WHAT IS REQUIRED –
If a line of the data below holds the string "number", copy it.

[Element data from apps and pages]

# # # # #

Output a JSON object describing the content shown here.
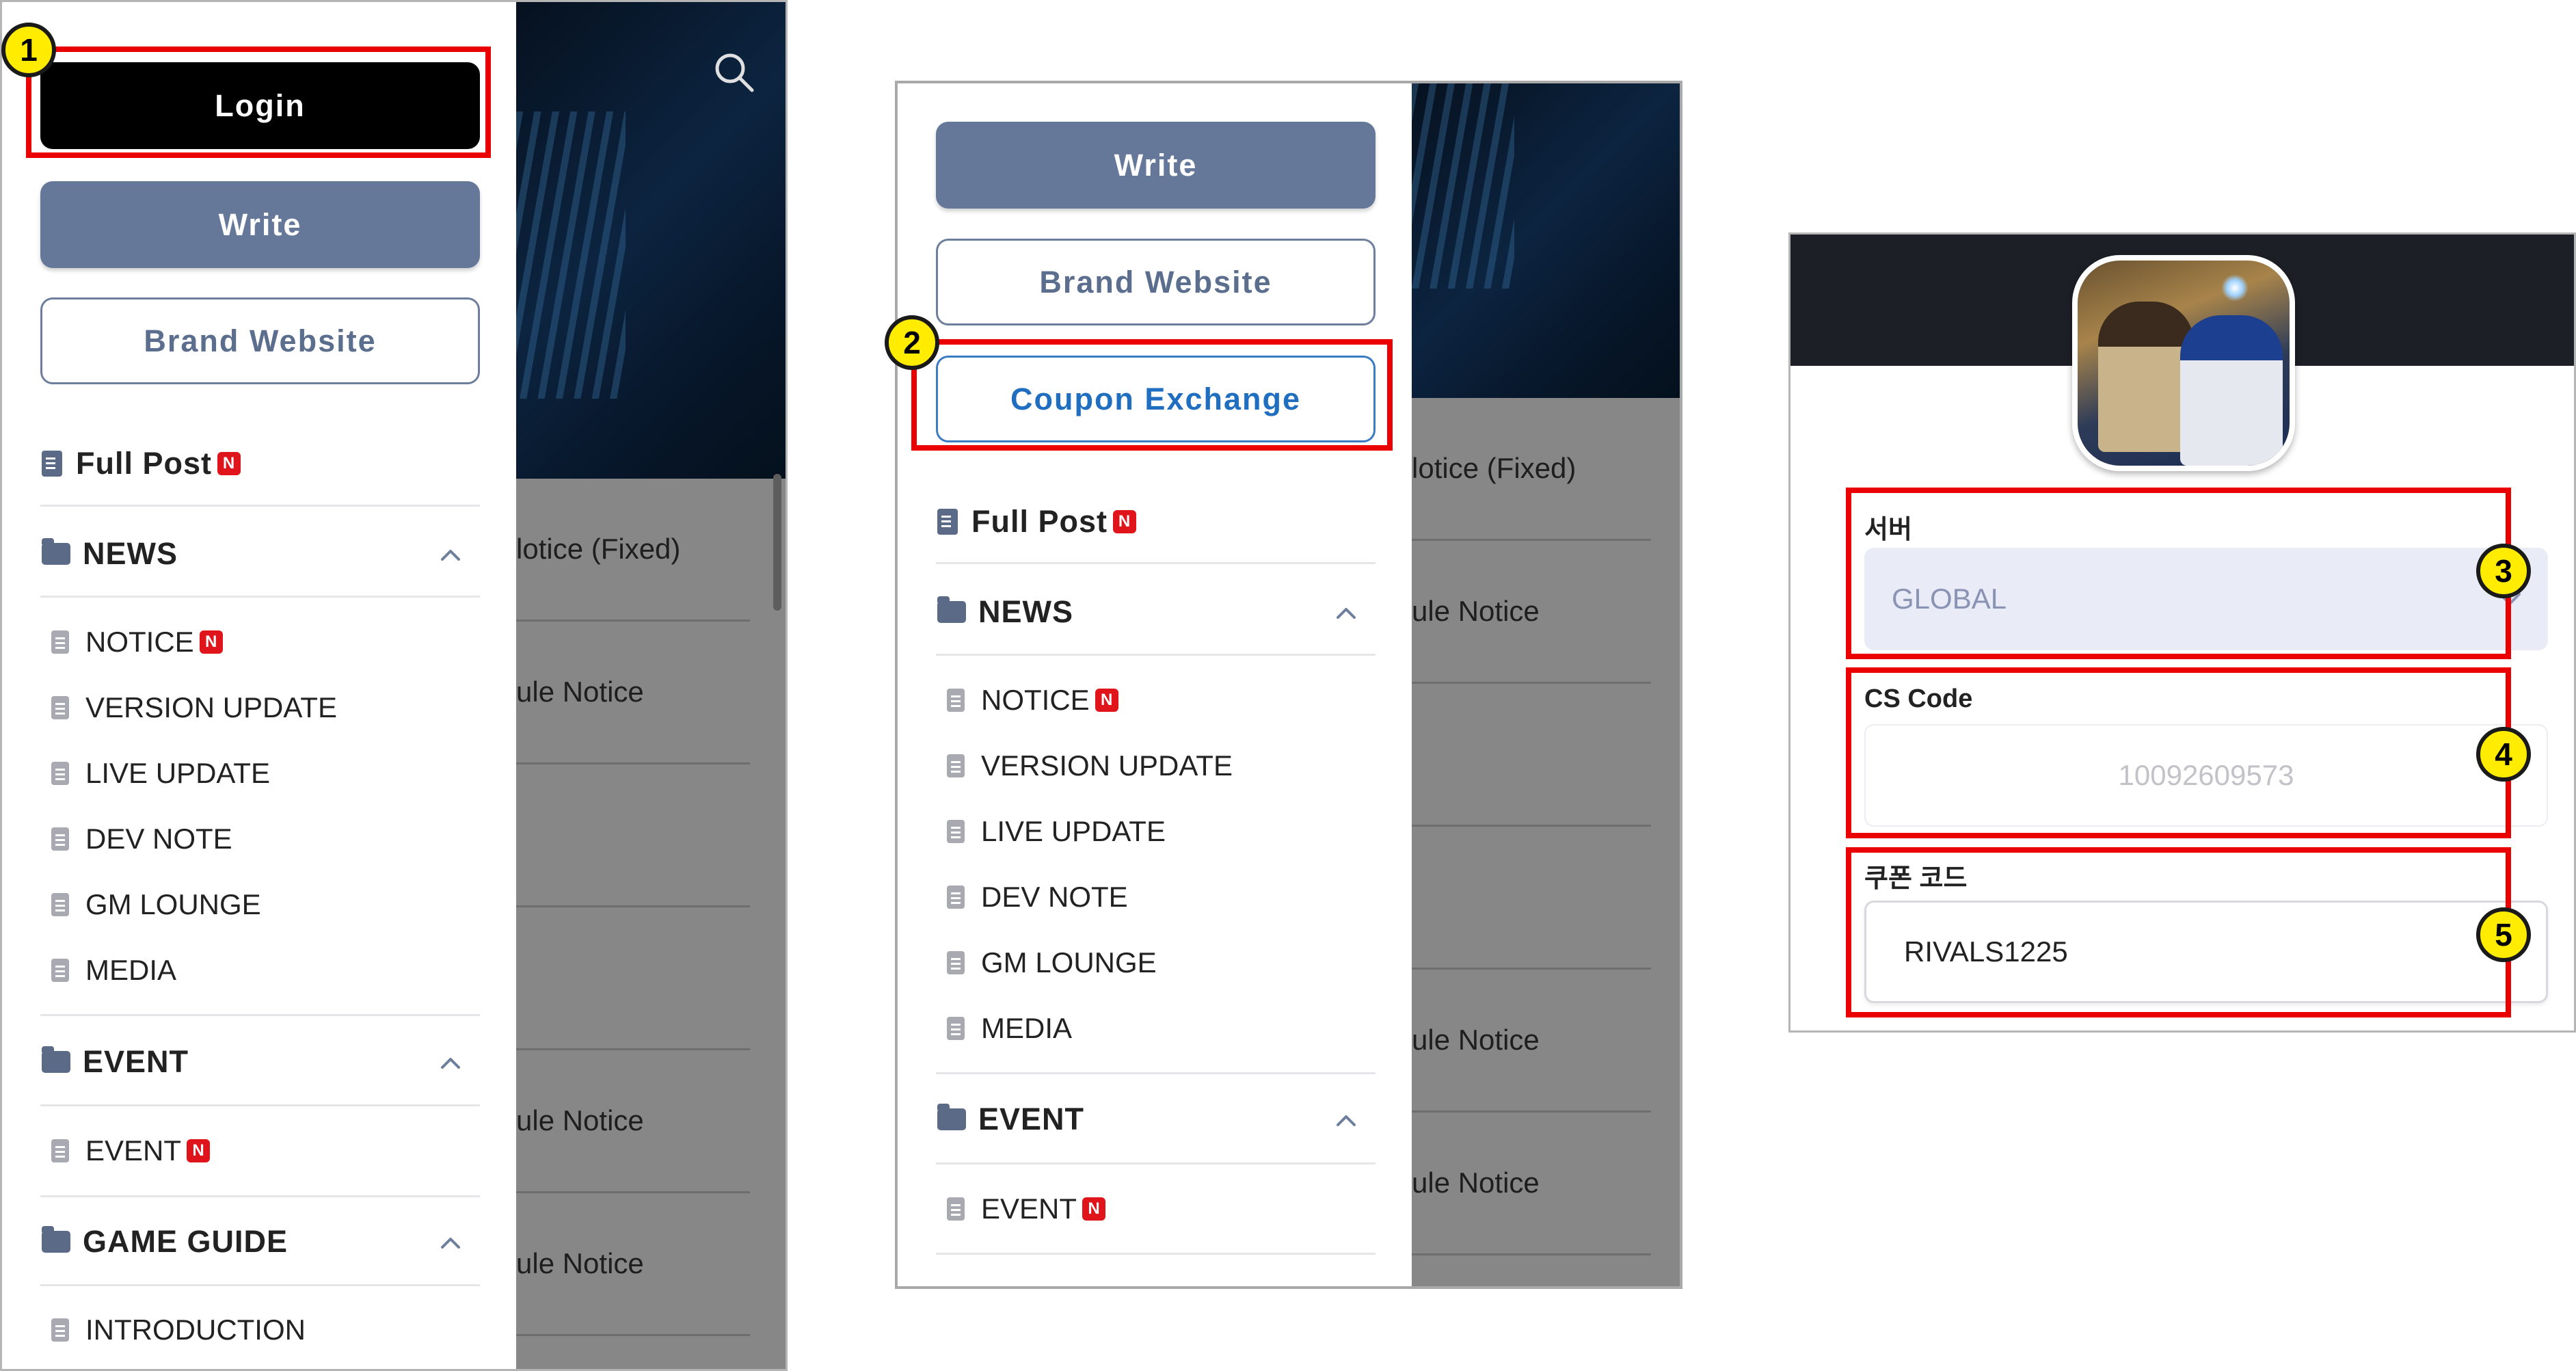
{
  "panel1": {
    "login_label": "Login",
    "write_label": "Write",
    "brand_label": "Brand Website",
    "full_post_label": "Full Post",
    "badge": "N",
    "news_label": "NEWS",
    "news_items": [
      "NOTICE",
      "VERSION UPDATE",
      "LIVE UPDATE",
      "DEV NOTE",
      "GM LOUNGE",
      "MEDIA"
    ],
    "event_label": "EVENT",
    "event_items": [
      "EVENT"
    ],
    "guide_label": "GAME GUIDE",
    "guide_items": [
      "INTRODUCTION"
    ],
    "background_rows": [
      "lotice (Fixed)",
      "ule Notice",
      "",
      "",
      "ule Notice",
      "ule Notice"
    ]
  },
  "panel2": {
    "write_label": "Write",
    "brand_label": "Brand Website",
    "coupon_label": "Coupon Exchange",
    "full_post_label": "Full Post",
    "badge": "N",
    "news_label": "NEWS",
    "news_items": [
      "NOTICE",
      "VERSION UPDATE",
      "LIVE UPDATE",
      "DEV NOTE",
      "GM LOUNGE",
      "MEDIA"
    ],
    "event_label": "EVENT",
    "event_items": [
      "EVENT"
    ],
    "background_rows": [
      "lotice (Fixed)",
      "ule Notice",
      "",
      "",
      "ule Notice",
      "ule Notice"
    ]
  },
  "panel3": {
    "server_label": "서버",
    "server_value": "GLOBAL",
    "cs_label": "CS Code",
    "cs_value": "10092609573",
    "coupon_label": "쿠폰 코드",
    "coupon_value": "RIVALS1225"
  },
  "callouts": [
    "1",
    "2",
    "3",
    "4",
    "5"
  ],
  "colors": {
    "highlight": "#ea0000",
    "callout": "#ffec00",
    "write_button": "#66789a",
    "coupon_text": "#1f6ec0",
    "badge": "#e0151b"
  }
}
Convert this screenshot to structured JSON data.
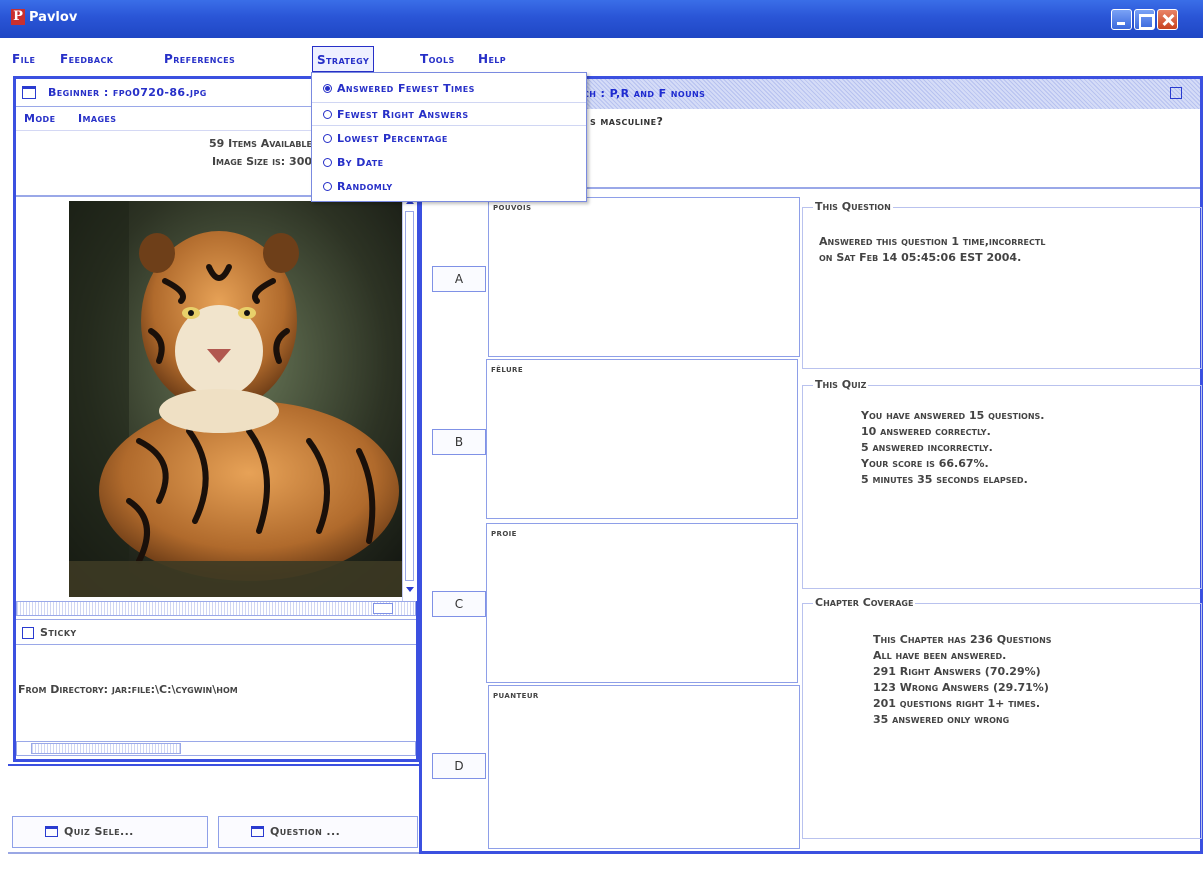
{
  "window": {
    "title": "Pavlov",
    "logo_letter": "P"
  },
  "menubar": [
    "File",
    "Feedback",
    "Preferences",
    "Strategy",
    "Tools",
    "Help"
  ],
  "strategy_menu": {
    "items": [
      {
        "label": "Answered Fewest Times",
        "selected": true
      },
      {
        "label": "Fewest Right Answers",
        "selected": false
      },
      {
        "label": "Lowest Percentage",
        "selected": false
      },
      {
        "label": "By Date",
        "selected": false
      },
      {
        "label": "Randomly",
        "selected": false
      }
    ]
  },
  "left_panel": {
    "title": "Beginner : fpo0720-86.jpg",
    "menus": [
      "Mode",
      "Images"
    ],
    "items_available": "59 Items Available",
    "image_size": "Image Size is: 300",
    "image_subject": "tiger",
    "sticky_label": "Sticky",
    "directory": "From Directory: jar:file:\\C:\\cygwin\\hom"
  },
  "right_panel": {
    "title_visible": "ench : P,R and F nouns",
    "question_visible": "s masculine?",
    "answers": [
      {
        "letter": "A",
        "word": "pouvois"
      },
      {
        "letter": "B",
        "word": "fêlure"
      },
      {
        "letter": "C",
        "word": "proie"
      },
      {
        "letter": "D",
        "word": "puanteur"
      }
    ],
    "this_question": {
      "title": "This Question",
      "lines": [
        "Answered this question 1 time,incorrectl",
        "on Sat Feb 14 05:45:06 EST 2004."
      ]
    },
    "this_quiz": {
      "title": "This Quiz",
      "lines": [
        "You have answered 15 questions.",
        "10 answered correctly.",
        "5 answered incorrectly.",
        "Your score is 66.67%.",
        "5 minutes 35 seconds elapsed."
      ]
    },
    "chapter_coverage": {
      "title": "Chapter Coverage",
      "lines": [
        "This Chapter has 236 Questions",
        "All have been answered.",
        "291 Right Answers (70.29%)",
        "123 Wrong Answers (29.71%)",
        "201 questions right 1+ times.",
        "35 answered only wrong"
      ]
    }
  },
  "taskbar": [
    "Quiz Sele...",
    "Question ..."
  ]
}
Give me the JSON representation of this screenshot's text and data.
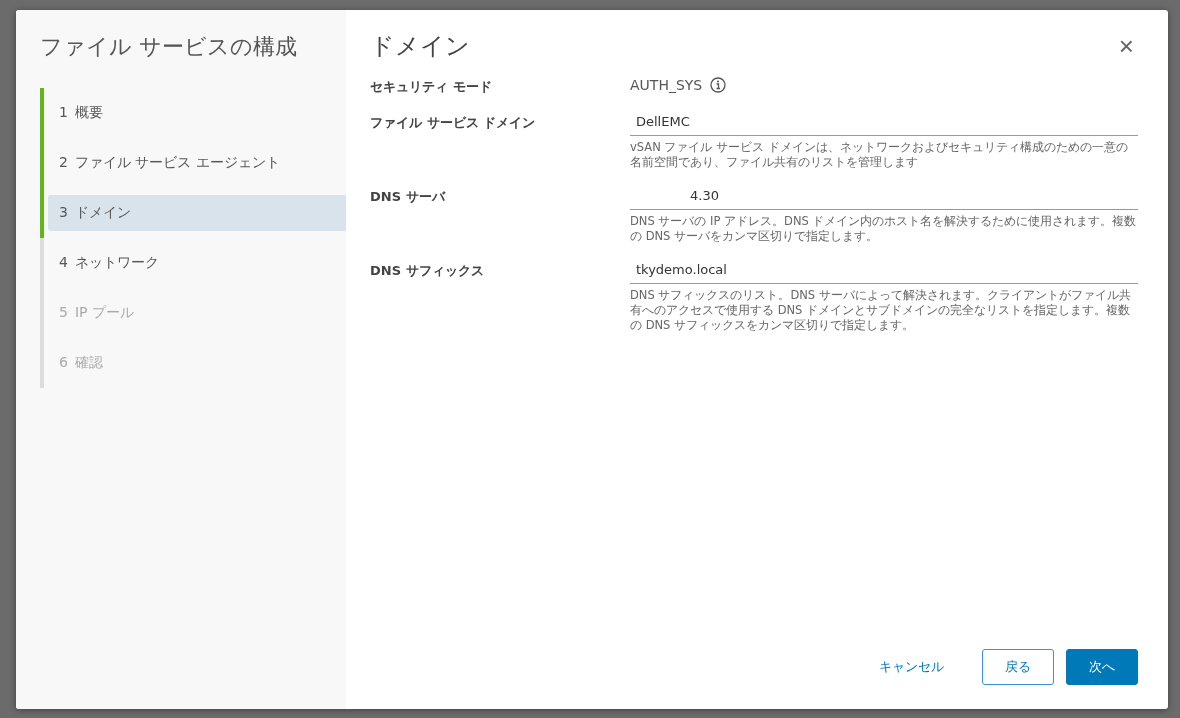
{
  "wizard": {
    "title": "ファイル サービスの構成",
    "steps": [
      {
        "number": "1",
        "label": "概要",
        "completed": true,
        "selected": false,
        "disabled": false
      },
      {
        "number": "2",
        "label": "ファイル サービス エージェント",
        "completed": true,
        "selected": false,
        "disabled": false
      },
      {
        "number": "3",
        "label": "ドメイン",
        "completed": true,
        "selected": true,
        "disabled": false
      },
      {
        "number": "4",
        "label": "ネットワーク",
        "completed": false,
        "selected": false,
        "disabled": false
      },
      {
        "number": "5",
        "label": "IP プール",
        "completed": false,
        "selected": false,
        "disabled": true
      },
      {
        "number": "6",
        "label": "確認",
        "completed": false,
        "selected": false,
        "disabled": true
      }
    ]
  },
  "page": {
    "title": "ドメイン",
    "close": "×",
    "fields": [
      {
        "kind": "static",
        "label": "セキュリティ モード",
        "value": "AUTH_SYS",
        "info": true
      },
      {
        "kind": "input",
        "label": "ファイル サービス ドメイン",
        "value": "DellEMC",
        "help": "vSAN ファイル サービス ドメインは、ネットワークおよびセキュリティ構成のための一意の名前空間であり、ファイル共有のリストを管理します"
      },
      {
        "kind": "input",
        "label": "DNS サーバ",
        "value": "4.30",
        "scrolled": true,
        "help": "DNS サーバの IP アドレス。DNS ドメイン内のホスト名を解決するために使用されます。複数の DNS サーバをカンマ区切りで指定します。"
      },
      {
        "kind": "input",
        "label": "DNS サフィックス",
        "value": "tkydemo.local",
        "help": "DNS サフィックスのリスト。DNS サーバによって解決されます。クライアントがファイル共有へのアクセスで使用する DNS ドメインとサブドメインの完全なリストを指定します。複数の DNS サフィックスをカンマ区切りで指定します。"
      }
    ]
  },
  "buttons": [
    {
      "kind": "link",
      "label": "キャンセル"
    },
    {
      "kind": "outline",
      "label": "戻る"
    },
    {
      "kind": "primary",
      "label": "次へ"
    }
  ]
}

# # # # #

OUTPUT BELOW –
        "number": "1",
        "number": "2",
        "number": "3",
        "number": "4",
        "number": "5",
        "number": "6",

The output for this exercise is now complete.